= What you need to do =
Set the data down again, exactly as it reads, but without the pictures.

= Exercise data =

►

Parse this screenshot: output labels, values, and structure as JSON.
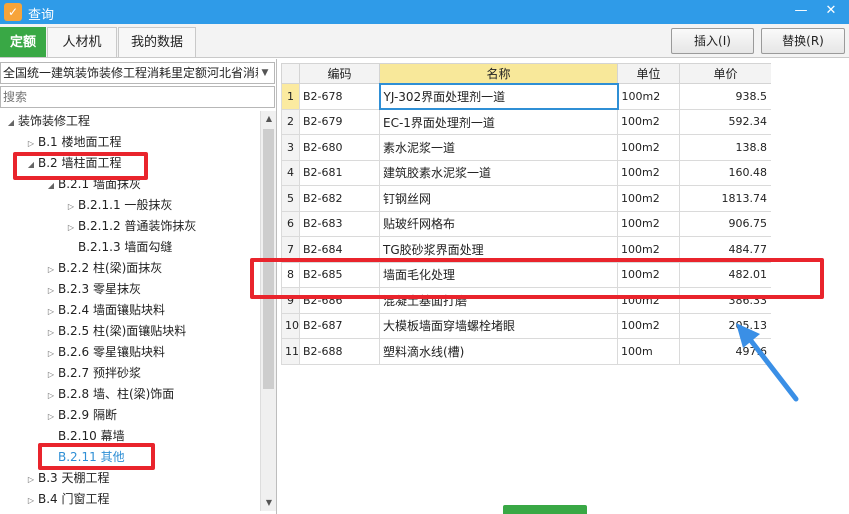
{
  "window": {
    "title": "查询",
    "minimize": "—",
    "close": "✕"
  },
  "tabs": [
    {
      "label": "定额",
      "active": true
    },
    {
      "label": "人材机",
      "active": false
    },
    {
      "label": "我的数据",
      "active": false
    }
  ],
  "actions": {
    "insert": "插入(I)",
    "replace": "替换(R)"
  },
  "library": {
    "selected": "全国统一建筑装饰装修工程消耗里定额河北省消耗"
  },
  "search": {
    "placeholder": "搜索"
  },
  "tree": [
    {
      "label": "装饰装修工程",
      "toggle": "◢"
    },
    {
      "label": "B.1 楼地面工程",
      "toggle": "▷"
    },
    {
      "label": "B.2 墙柱面工程",
      "toggle": "◢"
    },
    {
      "label": "B.2.1 墙面抹灰",
      "toggle": "◢"
    },
    {
      "label": "B.2.1.1 一般抹灰",
      "toggle": "▷"
    },
    {
      "label": "B.2.1.2 普通装饰抹灰",
      "toggle": "▷"
    },
    {
      "label": "B.2.1.3 墙面勾缝",
      "toggle": ""
    },
    {
      "label": "B.2.2 柱(梁)面抹灰",
      "toggle": "▷"
    },
    {
      "label": "B.2.3 零星抹灰",
      "toggle": "▷"
    },
    {
      "label": "B.2.4 墙面镶贴块料",
      "toggle": "▷"
    },
    {
      "label": "B.2.5 柱(梁)面镶贴块料",
      "toggle": "▷"
    },
    {
      "label": "B.2.6 零星镶贴块料",
      "toggle": "▷"
    },
    {
      "label": "B.2.7 预拌砂浆",
      "toggle": "▷"
    },
    {
      "label": "B.2.8 墙、柱(梁)饰面",
      "toggle": "▷"
    },
    {
      "label": "B.2.9 隔断",
      "toggle": "▷"
    },
    {
      "label": "B.2.10 幕墙",
      "toggle": ""
    },
    {
      "label": "B.2.11 其他",
      "toggle": "",
      "selected": true
    },
    {
      "label": "B.3 天棚工程",
      "toggle": "▷"
    },
    {
      "label": "B.4 门窗工程",
      "toggle": "▷"
    }
  ],
  "table": {
    "headers": {
      "code": "编码",
      "name": "名称",
      "unit": "单位",
      "price": "单价"
    },
    "rows": [
      {
        "idx": "1",
        "code": "B2-678",
        "name": "YJ-302界面处理剂一道",
        "unit": "100m2",
        "price": "938.5"
      },
      {
        "idx": "2",
        "code": "B2-679",
        "name": "EC-1界面处理剂一道",
        "unit": "100m2",
        "price": "592.34"
      },
      {
        "idx": "3",
        "code": "B2-680",
        "name": "素水泥浆一道",
        "unit": "100m2",
        "price": "138.8"
      },
      {
        "idx": "4",
        "code": "B2-681",
        "name": "建筑胶素水泥浆一道",
        "unit": "100m2",
        "price": "160.48"
      },
      {
        "idx": "5",
        "code": "B2-682",
        "name": "钉钢丝网",
        "unit": "100m2",
        "price": "1813.74"
      },
      {
        "idx": "6",
        "code": "B2-683",
        "name": "贴玻纤网格布",
        "unit": "100m2",
        "price": "906.75"
      },
      {
        "idx": "7",
        "code": "B2-684",
        "name": "TG胶砂浆界面处理",
        "unit": "100m2",
        "price": "484.77"
      },
      {
        "idx": "8",
        "code": "B2-685",
        "name": "墙面毛化处理",
        "unit": "100m2",
        "price": "482.01"
      },
      {
        "idx": "9",
        "code": "B2-686",
        "name": "混凝土基面打磨",
        "unit": "100m2",
        "price": "386.33"
      },
      {
        "idx": "10",
        "code": "B2-687",
        "name": "大模板墙面穿墙螺栓堵眼",
        "unit": "100m2",
        "price": "205.13"
      },
      {
        "idx": "11",
        "code": "B2-688",
        "name": "塑料滴水线(槽)",
        "unit": "100m",
        "price": "497.6"
      }
    ]
  },
  "colors": {
    "titlebar": "#2f9be8",
    "active_tab": "#39a845",
    "annotation": "#e9242c",
    "pointer": "#3a8fe6"
  }
}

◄

= Answer box =
Parse this screenshot: output labels, values, and structure as JSON.
{
  "window": {
    "title": "查询",
    "minimize": "—",
    "close": "✕"
  },
  "tabs": [
    {
      "label": "定额",
      "active": true
    },
    {
      "label": "人材机",
      "active": false
    },
    {
      "label": "我的数据",
      "active": false
    }
  ],
  "actions": {
    "insert": "插入(I)",
    "replace": "替换(R)"
  },
  "library": {
    "selected": "全国统一建筑装饰装修工程消耗里定额河北省消耗"
  },
  "search": {
    "placeholder": "搜索"
  },
  "tree": [
    {
      "label": "装饰装修工程",
      "toggle": "◢"
    },
    {
      "label": "B.1 楼地面工程",
      "toggle": "▷"
    },
    {
      "label": "B.2 墙柱面工程",
      "toggle": "◢"
    },
    {
      "label": "B.2.1 墙面抹灰",
      "toggle": "◢"
    },
    {
      "label": "B.2.1.1 一般抹灰",
      "toggle": "▷"
    },
    {
      "label": "B.2.1.2 普通装饰抹灰",
      "toggle": "▷"
    },
    {
      "label": "B.2.1.3 墙面勾缝",
      "toggle": ""
    },
    {
      "label": "B.2.2 柱(梁)面抹灰",
      "toggle": "▷"
    },
    {
      "label": "B.2.3 零星抹灰",
      "toggle": "▷"
    },
    {
      "label": "B.2.4 墙面镶贴块料",
      "toggle": "▷"
    },
    {
      "label": "B.2.5 柱(梁)面镶贴块料",
      "toggle": "▷"
    },
    {
      "label": "B.2.6 零星镶贴块料",
      "toggle": "▷"
    },
    {
      "label": "B.2.7 预拌砂浆",
      "toggle": "▷"
    },
    {
      "label": "B.2.8 墙、柱(梁)饰面",
      "toggle": "▷"
    },
    {
      "label": "B.2.9 隔断",
      "toggle": "▷"
    },
    {
      "label": "B.2.10 幕墙",
      "toggle": ""
    },
    {
      "label": "B.2.11 其他",
      "toggle": "",
      "selected": true
    },
    {
      "label": "B.3 天棚工程",
      "toggle": "▷"
    },
    {
      "label": "B.4 门窗工程",
      "toggle": "▷"
    }
  ],
  "table": {
    "headers": {
      "code": "编码",
      "name": "名称",
      "unit": "单位",
      "price": "单价"
    },
    "rows": [
      {
        "idx": "1",
        "code": "B2-678",
        "name": "YJ-302界面处理剂一道",
        "unit": "100m2",
        "price": "938.5"
      },
      {
        "idx": "2",
        "code": "B2-679",
        "name": "EC-1界面处理剂一道",
        "unit": "100m2",
        "price": "592.34"
      },
      {
        "idx": "3",
        "code": "B2-680",
        "name": "素水泥浆一道",
        "unit": "100m2",
        "price": "138.8"
      },
      {
        "idx": "4",
        "code": "B2-681",
        "name": "建筑胶素水泥浆一道",
        "unit": "100m2",
        "price": "160.48"
      },
      {
        "idx": "5",
        "code": "B2-682",
        "name": "钉钢丝网",
        "unit": "100m2",
        "price": "1813.74"
      },
      {
        "idx": "6",
        "code": "B2-683",
        "name": "贴玻纤网格布",
        "unit": "100m2",
        "price": "906.75"
      },
      {
        "idx": "7",
        "code": "B2-684",
        "name": "TG胶砂浆界面处理",
        "unit": "100m2",
        "price": "484.77"
      },
      {
        "idx": "8",
        "code": "B2-685",
        "name": "墙面毛化处理",
        "unit": "100m2",
        "price": "482.01"
      },
      {
        "idx": "9",
        "code": "B2-686",
        "name": "混凝土基面打磨",
        "unit": "100m2",
        "price": "386.33"
      },
      {
        "idx": "10",
        "code": "B2-687",
        "name": "大模板墙面穿墙螺栓堵眼",
        "unit": "100m2",
        "price": "205.13"
      },
      {
        "idx": "11",
        "code": "B2-688",
        "name": "塑料滴水线(槽)",
        "unit": "100m",
        "price": "497.6"
      }
    ]
  },
  "colors": {
    "titlebar": "#2f9be8",
    "active_tab": "#39a845",
    "annotation": "#e9242c",
    "pointer": "#3a8fe6"
  }
}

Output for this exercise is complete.